When it was originally released, the movie flopped terribly. In its first weekend of release, it only made $8.5 million. All totaled, it made $22.9 million in its domestic release. But Rounders would find its niche in history as a cult classic, found by hundreds if not thousands of people through cable television and HBO, that catapulted it into renown as “the” poker movie.
But what if there had never been a Rounders? The course of poker history itself would have significantly changed.
Many Wouldn’t Have Come to the Game
There have been literally hundreds, if not thousands, of people who were brought to the game of poker because of Rounders. A short list of top professionals who have admitted that the film made them want to play the game include Brian Rast, Gavin Griffin and Dutch Boyd. Vanessa Rousso said in an interview that Rounders “captures the energy and tension in the game.” But there was one figure that, if there hadn’t been a Rounders, would have completely changed the history of poker.
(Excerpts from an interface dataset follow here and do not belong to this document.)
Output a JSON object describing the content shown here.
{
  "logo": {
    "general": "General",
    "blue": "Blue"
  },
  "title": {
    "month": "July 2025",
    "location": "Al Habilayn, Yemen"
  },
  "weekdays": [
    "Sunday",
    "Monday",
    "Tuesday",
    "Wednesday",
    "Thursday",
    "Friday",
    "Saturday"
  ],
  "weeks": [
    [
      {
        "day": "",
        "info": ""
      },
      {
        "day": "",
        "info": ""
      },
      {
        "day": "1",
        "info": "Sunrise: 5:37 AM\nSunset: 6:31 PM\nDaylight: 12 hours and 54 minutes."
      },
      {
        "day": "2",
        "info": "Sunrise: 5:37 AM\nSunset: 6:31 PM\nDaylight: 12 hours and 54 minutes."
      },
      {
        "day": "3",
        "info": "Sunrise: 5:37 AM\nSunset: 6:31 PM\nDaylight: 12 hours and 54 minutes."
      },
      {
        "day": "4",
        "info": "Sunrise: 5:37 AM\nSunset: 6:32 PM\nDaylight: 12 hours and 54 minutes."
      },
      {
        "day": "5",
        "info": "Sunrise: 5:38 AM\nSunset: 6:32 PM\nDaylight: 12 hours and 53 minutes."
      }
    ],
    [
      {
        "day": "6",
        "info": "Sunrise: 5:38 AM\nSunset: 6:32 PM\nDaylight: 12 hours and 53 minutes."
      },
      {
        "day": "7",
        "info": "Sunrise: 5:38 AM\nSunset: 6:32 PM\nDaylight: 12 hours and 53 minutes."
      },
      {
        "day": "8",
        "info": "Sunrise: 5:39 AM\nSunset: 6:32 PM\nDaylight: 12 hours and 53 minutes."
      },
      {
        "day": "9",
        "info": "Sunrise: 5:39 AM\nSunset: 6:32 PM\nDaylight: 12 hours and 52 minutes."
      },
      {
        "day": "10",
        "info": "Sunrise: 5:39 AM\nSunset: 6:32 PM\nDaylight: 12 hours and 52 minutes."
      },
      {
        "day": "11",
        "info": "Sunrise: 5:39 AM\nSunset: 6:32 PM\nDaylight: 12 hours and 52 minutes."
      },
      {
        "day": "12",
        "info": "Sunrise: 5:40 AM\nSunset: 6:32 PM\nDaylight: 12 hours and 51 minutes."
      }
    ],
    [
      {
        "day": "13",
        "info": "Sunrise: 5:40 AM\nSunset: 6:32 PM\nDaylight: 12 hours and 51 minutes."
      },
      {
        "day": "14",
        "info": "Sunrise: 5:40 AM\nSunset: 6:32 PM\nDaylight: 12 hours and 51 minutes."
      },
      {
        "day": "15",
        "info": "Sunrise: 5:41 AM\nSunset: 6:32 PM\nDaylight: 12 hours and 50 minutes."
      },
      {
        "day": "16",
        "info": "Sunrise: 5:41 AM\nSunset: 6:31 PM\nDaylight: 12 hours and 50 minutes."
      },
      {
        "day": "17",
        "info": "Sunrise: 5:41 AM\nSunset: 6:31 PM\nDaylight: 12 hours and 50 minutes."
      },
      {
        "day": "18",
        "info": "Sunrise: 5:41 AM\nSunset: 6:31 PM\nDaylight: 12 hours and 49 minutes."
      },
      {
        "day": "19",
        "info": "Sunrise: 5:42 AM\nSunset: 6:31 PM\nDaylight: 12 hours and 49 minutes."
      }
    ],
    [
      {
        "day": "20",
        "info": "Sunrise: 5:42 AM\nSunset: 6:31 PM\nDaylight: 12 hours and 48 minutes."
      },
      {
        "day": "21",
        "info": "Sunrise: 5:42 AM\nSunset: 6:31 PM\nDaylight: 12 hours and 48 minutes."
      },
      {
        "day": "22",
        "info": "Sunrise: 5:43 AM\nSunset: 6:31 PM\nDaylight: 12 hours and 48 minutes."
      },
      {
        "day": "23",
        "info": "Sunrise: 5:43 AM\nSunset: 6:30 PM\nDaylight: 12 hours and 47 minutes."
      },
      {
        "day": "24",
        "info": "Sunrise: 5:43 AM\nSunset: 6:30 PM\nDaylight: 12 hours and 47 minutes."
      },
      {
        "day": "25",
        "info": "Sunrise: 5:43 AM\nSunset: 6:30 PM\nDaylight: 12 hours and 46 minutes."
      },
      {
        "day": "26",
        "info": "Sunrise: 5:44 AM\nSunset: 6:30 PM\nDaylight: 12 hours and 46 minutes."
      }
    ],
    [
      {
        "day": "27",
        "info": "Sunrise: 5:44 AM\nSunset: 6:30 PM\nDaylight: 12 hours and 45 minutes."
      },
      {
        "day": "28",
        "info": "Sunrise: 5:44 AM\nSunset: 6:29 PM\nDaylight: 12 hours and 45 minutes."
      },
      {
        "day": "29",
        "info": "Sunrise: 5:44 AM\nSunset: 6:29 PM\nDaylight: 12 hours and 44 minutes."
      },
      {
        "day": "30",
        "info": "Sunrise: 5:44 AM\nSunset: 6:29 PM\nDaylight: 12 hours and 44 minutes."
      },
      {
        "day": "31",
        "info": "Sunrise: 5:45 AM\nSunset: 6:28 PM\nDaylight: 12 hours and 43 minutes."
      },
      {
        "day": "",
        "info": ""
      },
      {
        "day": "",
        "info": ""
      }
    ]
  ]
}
Although the film was made in 1998, an accountant by the name of Chris Moneymaker watched it many times. He also credits the film with bringing his friends together for poker games, where he would hone his skills over the next five years. In 2003, Moneymaker would ride his love of the film – and a $40 satellite on the burgeoning online poker site PokerStars (which he actually would have rather won the cash) – to win poker’s greatest prize, a real life “Mike McD” come to life in the bright lights of Las Vegas.
Without Moneymaker, your 2003 World Champion could be Sam Farha or maybe even Phil Ivey, who was eliminated by Moneymaker short of the final table when Moneymaker hit a miracle Ace on the river to pick up a bigger boat than Ivey. Instead of a boom of interest in online poker, where Moneymaker earned his seat at the WSOP, you would have had a known pro taking down poker’s World Championship. And the world would have yawned collectively and the “poker boom” may not have happened at all.
No Books, No Magazines, No Media…
Without the success of Rounders, it is most likely that there wouldn’t have been the rush of media regarding poker that emerged over the last 20 years. There wouldn’t have been literally thousands of books written on the game, from strategy tomes to biographies of some of the best players in the game. While CardPlayer was around at that time, it and other magazines would not have had the boom in subscriptions they enjoyed. And there wouldn’t have been the litany of poker programming on television that emerged after Rounders, both on television, cable and on the silver screen (we’ll forgive Matt Savage for Lucky You!).
More than likely, the poker world as we know it wouldn’t have been half as big as it is today. The numbers that the WSOP has brought in – especially after Moneymaker’s improbable win – wouldn’t have even approached what we see today. And it can all be laid at the feet of a little film that went nowhere initially but became THE story for a community – Rounders.
There’s occasionally talk about a Rounders 2, but that would sully the name of the original (really, do we need to see “Mike McD” grinding it out on an online site and “Worm” trading in Bitcoin?). Did Caddyshack REALLY need Caddyshack 2? Did The Blues Brothers REALLY need Blues Brothers 2000? Sometimes it is best to leave the original alone, to let it stand on its own greatness and, in the case of Rounders, to be enshrined in the annals of history for its impact on millions of lives and an industry all at the same time.